What will plummeting bond yields mean for the spring mortgage market?

Fixed rates have ticked downwards in recent weeks

What will plummeting bond yields mean for the spring mortgage market?

The decline of bond yields may mean that mortgage rates will be lower by spring, according to experts.

The Financial Post reported that the benchmark five-year bond yield decreased from 3.5% to 3.44% on Dec 5 before eventually falling to 3.4% after one day. That put five-year yields down by more than 100 basis points from the 4.42% seen last October.

Notably, the decline went on even as the central bank has kept the overnight rate at 5% while still not fully closing the door on the possibility of another rate hike.

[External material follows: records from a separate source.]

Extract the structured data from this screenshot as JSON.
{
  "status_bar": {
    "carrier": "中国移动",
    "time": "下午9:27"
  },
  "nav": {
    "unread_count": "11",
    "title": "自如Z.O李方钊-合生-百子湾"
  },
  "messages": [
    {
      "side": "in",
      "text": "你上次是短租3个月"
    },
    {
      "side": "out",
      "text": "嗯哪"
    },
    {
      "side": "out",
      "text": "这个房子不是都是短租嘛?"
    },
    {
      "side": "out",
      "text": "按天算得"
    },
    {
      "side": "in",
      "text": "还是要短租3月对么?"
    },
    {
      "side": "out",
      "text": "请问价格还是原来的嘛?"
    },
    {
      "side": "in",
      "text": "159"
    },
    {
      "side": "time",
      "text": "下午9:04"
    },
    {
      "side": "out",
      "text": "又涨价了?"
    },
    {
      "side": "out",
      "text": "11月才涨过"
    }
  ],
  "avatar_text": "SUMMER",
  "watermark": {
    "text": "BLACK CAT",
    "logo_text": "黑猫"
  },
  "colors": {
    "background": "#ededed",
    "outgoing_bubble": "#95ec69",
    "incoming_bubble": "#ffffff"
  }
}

James Orlando, a senior economist at TD Economics, said in a research note that the BoC was left with the task of aligning its interest rate policy to adhere to the current conditions of the economy as bond yields fall.

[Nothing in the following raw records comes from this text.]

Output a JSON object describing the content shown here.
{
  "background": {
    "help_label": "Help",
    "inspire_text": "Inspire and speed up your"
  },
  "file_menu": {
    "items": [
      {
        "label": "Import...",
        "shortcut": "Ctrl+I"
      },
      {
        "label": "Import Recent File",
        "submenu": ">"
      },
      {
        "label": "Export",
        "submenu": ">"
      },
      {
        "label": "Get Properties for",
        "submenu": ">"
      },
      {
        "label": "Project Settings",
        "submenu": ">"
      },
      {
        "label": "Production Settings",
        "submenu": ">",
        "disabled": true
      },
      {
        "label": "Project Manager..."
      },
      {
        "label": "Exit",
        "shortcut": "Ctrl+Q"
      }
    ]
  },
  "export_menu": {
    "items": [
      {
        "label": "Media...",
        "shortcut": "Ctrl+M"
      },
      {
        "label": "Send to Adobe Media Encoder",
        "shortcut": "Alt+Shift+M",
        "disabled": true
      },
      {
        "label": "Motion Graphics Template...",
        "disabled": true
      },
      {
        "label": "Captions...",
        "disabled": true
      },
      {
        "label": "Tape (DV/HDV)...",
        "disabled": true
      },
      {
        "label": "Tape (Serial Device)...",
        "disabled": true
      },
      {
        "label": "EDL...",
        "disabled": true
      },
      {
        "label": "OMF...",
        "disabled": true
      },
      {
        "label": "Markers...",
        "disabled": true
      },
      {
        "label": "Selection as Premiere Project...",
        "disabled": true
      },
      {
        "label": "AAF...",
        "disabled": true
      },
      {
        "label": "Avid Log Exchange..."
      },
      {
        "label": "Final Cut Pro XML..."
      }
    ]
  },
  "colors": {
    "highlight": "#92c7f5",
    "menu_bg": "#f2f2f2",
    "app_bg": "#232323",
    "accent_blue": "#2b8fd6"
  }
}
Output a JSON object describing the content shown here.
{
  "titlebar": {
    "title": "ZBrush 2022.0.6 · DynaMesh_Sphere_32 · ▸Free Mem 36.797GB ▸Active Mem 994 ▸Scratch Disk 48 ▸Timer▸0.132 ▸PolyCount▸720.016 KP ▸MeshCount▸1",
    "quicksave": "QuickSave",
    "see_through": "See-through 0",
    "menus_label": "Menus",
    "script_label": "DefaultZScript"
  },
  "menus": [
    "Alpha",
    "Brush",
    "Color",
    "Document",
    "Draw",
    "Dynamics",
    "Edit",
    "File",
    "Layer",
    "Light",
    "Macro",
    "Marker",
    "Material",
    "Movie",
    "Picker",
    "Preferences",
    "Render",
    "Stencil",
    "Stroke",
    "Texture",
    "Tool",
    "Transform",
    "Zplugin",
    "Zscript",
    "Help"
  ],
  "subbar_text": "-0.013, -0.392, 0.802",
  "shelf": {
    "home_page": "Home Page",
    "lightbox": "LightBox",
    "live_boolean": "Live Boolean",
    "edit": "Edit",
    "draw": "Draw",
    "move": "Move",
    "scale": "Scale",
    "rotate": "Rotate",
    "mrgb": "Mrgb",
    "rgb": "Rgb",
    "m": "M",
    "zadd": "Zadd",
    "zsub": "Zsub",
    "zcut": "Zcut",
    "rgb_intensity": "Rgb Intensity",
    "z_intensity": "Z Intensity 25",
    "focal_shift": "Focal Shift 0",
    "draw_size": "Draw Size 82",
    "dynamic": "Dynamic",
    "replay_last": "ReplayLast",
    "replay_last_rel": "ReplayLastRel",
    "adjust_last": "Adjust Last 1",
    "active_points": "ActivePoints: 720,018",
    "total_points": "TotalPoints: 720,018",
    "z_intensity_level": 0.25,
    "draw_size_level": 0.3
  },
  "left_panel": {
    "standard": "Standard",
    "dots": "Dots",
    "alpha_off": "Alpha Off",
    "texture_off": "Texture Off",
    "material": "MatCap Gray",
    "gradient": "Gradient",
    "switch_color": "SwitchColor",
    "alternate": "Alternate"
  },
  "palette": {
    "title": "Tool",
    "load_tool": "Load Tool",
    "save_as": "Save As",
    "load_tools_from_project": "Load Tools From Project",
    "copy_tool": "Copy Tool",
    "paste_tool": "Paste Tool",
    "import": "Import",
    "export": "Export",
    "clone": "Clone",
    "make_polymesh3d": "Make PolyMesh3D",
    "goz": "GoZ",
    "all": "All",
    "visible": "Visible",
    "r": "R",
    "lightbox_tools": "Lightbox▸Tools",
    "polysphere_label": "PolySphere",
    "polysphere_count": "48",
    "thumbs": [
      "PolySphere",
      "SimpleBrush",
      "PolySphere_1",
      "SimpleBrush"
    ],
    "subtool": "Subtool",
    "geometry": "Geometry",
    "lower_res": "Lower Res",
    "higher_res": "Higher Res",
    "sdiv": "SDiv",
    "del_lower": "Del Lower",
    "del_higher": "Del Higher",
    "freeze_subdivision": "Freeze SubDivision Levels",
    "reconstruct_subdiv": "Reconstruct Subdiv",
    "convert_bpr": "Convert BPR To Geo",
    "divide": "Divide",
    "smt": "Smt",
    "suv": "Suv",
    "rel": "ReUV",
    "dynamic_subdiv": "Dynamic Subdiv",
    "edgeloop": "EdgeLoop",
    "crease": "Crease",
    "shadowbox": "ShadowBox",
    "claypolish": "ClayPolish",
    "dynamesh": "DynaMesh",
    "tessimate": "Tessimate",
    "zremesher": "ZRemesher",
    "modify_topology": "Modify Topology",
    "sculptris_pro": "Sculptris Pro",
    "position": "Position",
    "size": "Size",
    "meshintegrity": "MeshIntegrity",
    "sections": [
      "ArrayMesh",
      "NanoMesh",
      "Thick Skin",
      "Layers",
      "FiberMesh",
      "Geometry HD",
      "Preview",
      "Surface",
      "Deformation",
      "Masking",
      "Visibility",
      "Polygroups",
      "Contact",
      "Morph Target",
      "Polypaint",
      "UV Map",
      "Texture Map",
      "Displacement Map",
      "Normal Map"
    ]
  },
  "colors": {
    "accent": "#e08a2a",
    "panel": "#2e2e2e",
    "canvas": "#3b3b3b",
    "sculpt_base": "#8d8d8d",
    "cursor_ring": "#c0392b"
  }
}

“The next few months are going to be challenging given our expectation that the unemployment rate will continue to rise, which will hit consumer spending and bring inflation down along with it,” said Orlando.

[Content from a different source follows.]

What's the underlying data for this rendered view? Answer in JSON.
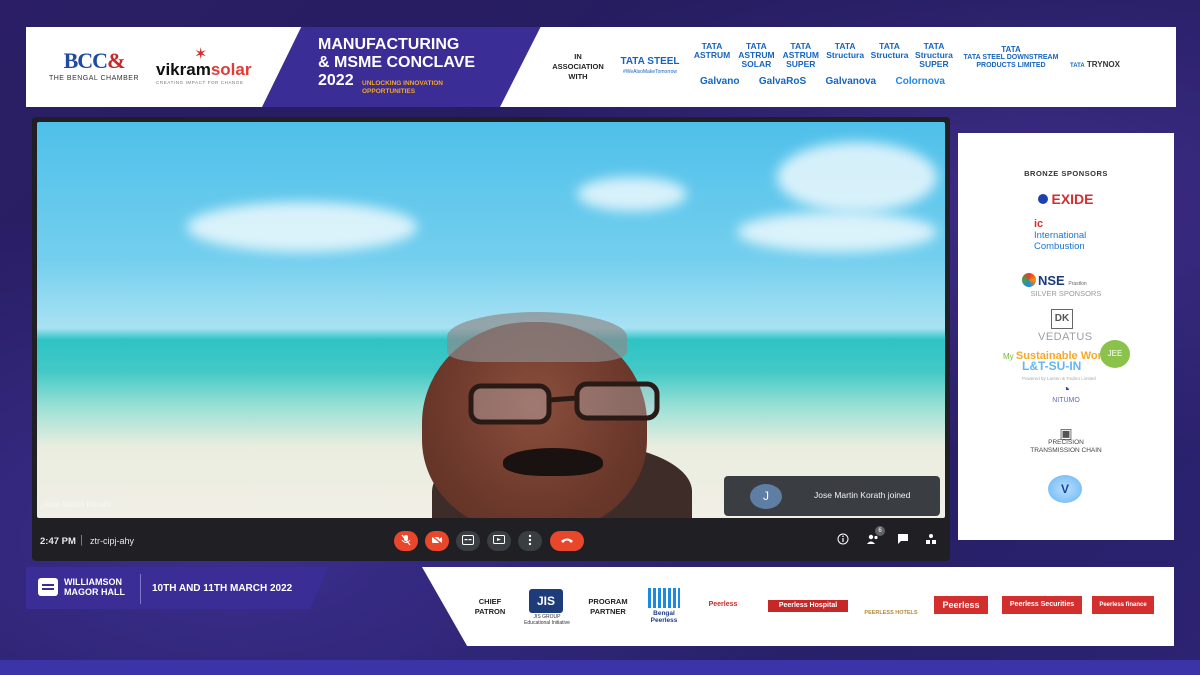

“Markets don’t think the bank will be able to get too comfortable. The next move is clearly a cut, with odds pointing to the first move in April,” he added.

The mortgage industry is anticipating that interest rates will be easing soon since fixed mortgage rates typically adjusted whenever there are changes in bond yields. Robert McLister, a mortgage strategist, told the Financial Post that investors were reading the signs that pointed towards a weakening economy and were anticipating the inevitable.

“Investors see the economy crumbling and know what happens next: rate cuts,” said McLister.

“Plunging yields are taking fixed mortgage rates back below six per cent for uninsured mortgages and below five per cent on insured rates. If inflation behaves, we could see rates in the low 4% range by spring,” he added.

However, McLister warned about building expectations on interest rates to mirror the decline in yields and said that borrowers should hope for rate cuts but still prepare for the possibility that they may not ease until 2025.

“Rate cut expectations may be jet fuel for home prices this spring, given prices are already showing hints of a bottom. Unfortunately, a resurgent real estate market could also be inflationary and limit how far rates might fall,” he explained.

“A massive amount of scheduled mortgage maturities are expected within the next two to three years which has gotten the attention of the Federal Government. As a result, the bond market now expects rates to decline over the next few years,” said Alex Leduc, chief executive of Perch, a digital mortgage advisory.

Ron Butler of Butler Mortgage, told the Post that he expected lending rates to lag the decline in bond yields because of the seasonality element in the function of interest rates, noting that banks usually offered competitive rates in February and March to attract first-time homebuyers.

“This means they don’t usually provide their best rates in the colder months of December and January. They like to make a little more profit before they have to start fighting for the spring market,” he said.

The next interest rate announcement by the central bank is slated for January 24, 2024.